Harmful elk winter feeding Wyoming draws lawsuit

Conservation groups challenge disease-breeding feedground on public lands

JACKSON, Wyoming –– Four conservation groups filed a lawsuit today to challenge the U.S. Forest Service’s authorization of the Alkali Creek elk feedground on the Bridger-Teton National Forest. The high-risk feedlot, run by the Wyoming Game and Fish Department, baits and unnaturally concentrates wild Jackson elk in ways that are dangerously unhealthy. “The Jackson Hole elk are part of the region’s history, culture and economy,” said Lloyd Dorsey, Conservation Director of the Sierra Club Wyoming Chapter. “The federal and state agencies are gambling with these animals’ health by forcing the elk to remain mired in unhealthy conditions for months each winter.”
Lethal chronic wasting disease (CWD), an infectious, prion-based disease similar to mad cow disease that affects elk, deer and moose, is spreading across Wyoming into the Yellowstone ecosystem. The disease has been detected in deer within just 40 miles from the Alkali Creek feedground.
“When –not ‘if’– chronic wasting disease arrives at Alkali Creek feedground, it may decimate the Jackson herd within the Forest, on the National Elk Refuge, and in other portions of the Greater Yellowstone Ecosystem,” said Jonathan Ratner, Wyoming Director of Western Watersheds Project. “Elk feedgrounds are a recipe for disaster.”
“The feedgrounds disrupt the elk’s natural behavior to forage on native habitats, and instead create an artificial environment that is ripe for spreading disease,” said Glenn Hockett, volunteer president of the Gallatin Wildlife Association. “The elk in this region are connected to Yellowstone Park and Montana’s elk herds. Hunters and wildlife watchers depend on these elk. The entire multi-billion dollar wildlife-based economy of the region is at risk from diseases perpetuated from the many elk feedgrounds on public lands,” Hockett said.
“The Forest Service must consider and implement healthier alternatives for managing America’s iconic wildlife herds,” said Roger Hayden, executive director of Wyoming Wildlife Advocates. “Allowing wild elk to roam free in natural abundance with predators keeping herds healthy is the most sustainable paradigm for the future.”

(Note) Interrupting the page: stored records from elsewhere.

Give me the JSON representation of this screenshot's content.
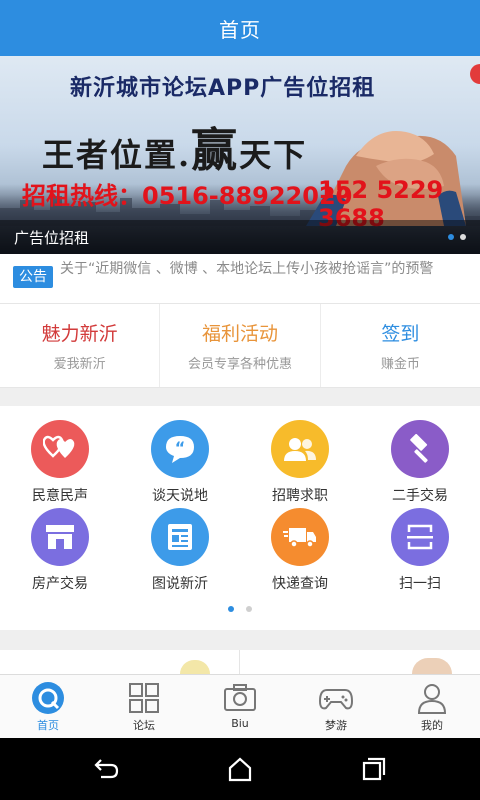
{
  "header": {
    "title": "首页"
  },
  "banner": {
    "headline": "新沂城市论坛APP广告位招租",
    "slogan_a": "王者位置.",
    "slogan_b": "赢",
    "slogan_c": "天下",
    "hotline": "招租热线：0516-88922020",
    "mobile": "152 5229 3688",
    "caption": "广告位招租"
  },
  "notice": {
    "tag": "公告",
    "text": "关于“近期微信 、微博 、本地论坛上传小孩被抢谣言”的预警"
  },
  "features": [
    {
      "title": "魅力新沂",
      "subtitle": "爱我新沂",
      "color": "#d23b3b"
    },
    {
      "title": "福利活动",
      "subtitle": "会员专享各种优惠",
      "color": "#e8943a"
    },
    {
      "title": "签到",
      "subtitle": "赚金币",
      "color": "#2d8de0"
    }
  ],
  "grid": [
    {
      "label": "民意民声",
      "icon": "hearts-icon",
      "color": "#ec5a5a"
    },
    {
      "label": "谈天说地",
      "icon": "chat-quote-icon",
      "color": "#3d9be9"
    },
    {
      "label": "招聘求职",
      "icon": "people-icon",
      "color": "#f7bb2b"
    },
    {
      "label": "二手交易",
      "icon": "hammer-icon",
      "color": "#8a5cc8"
    },
    {
      "label": "房产交易",
      "icon": "shop-icon",
      "color": "#7b6ee0"
    },
    {
      "label": "图说新沂",
      "icon": "news-icon",
      "color": "#3d9be9"
    },
    {
      "label": "快递查询",
      "icon": "truck-icon",
      "color": "#f58c2f"
    },
    {
      "label": "扫一扫",
      "icon": "scan-icon",
      "color": "#7b6ee0"
    }
  ],
  "tabs": [
    {
      "label": "首页",
      "icon": "home-icon",
      "active": true
    },
    {
      "label": "论坛",
      "icon": "grid-icon",
      "active": false
    },
    {
      "label": "Biu",
      "icon": "camera-icon",
      "active": false
    },
    {
      "label": "梦游",
      "icon": "gamepad-icon",
      "active": false
    },
    {
      "label": "我的",
      "icon": "user-icon",
      "active": false
    }
  ],
  "colors": {
    "primary": "#2d8de0",
    "background": "#efefef"
  }
}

  1. Ida Lupine Avatar
    Ida Lupine

    Let’s hope this is finally taken seriously.

  2. Isabel Cohen, Artist/Activist Avatar

    Wyoming used to be a great state that cared about all the wonderful wildlife that chooses to abide there. Now, all they care about is tourist dollars or whatever other greed issues could cause them to jeopardize the elk! Disgusting and disappointing in every way!!!

    1. Nancy Avatar


      It’s disturbing that mankind/the human species, continues to feel (and foster) the need to “manage” other species we share the planet with.

  3. Ida Lupine Avatar
    Ida Lupine

    “The lack of relationships with citizens who do not hunt or fish can lead to indifference or mistrust that undermines public support for new revenue sources,” the policy group said. “At the same time, the longstanding relationship between agencies and hunters that has fueled conservation for the past century can also create resistance to allowing other interests to help fund state agencies.”

    I remember posting this essay from the Wildlife Institute after the wolf stamp proposal shut-out failure. I’m glad at least some others are considering this now!

Subscribe to get new posts right in your Inbox

Press Release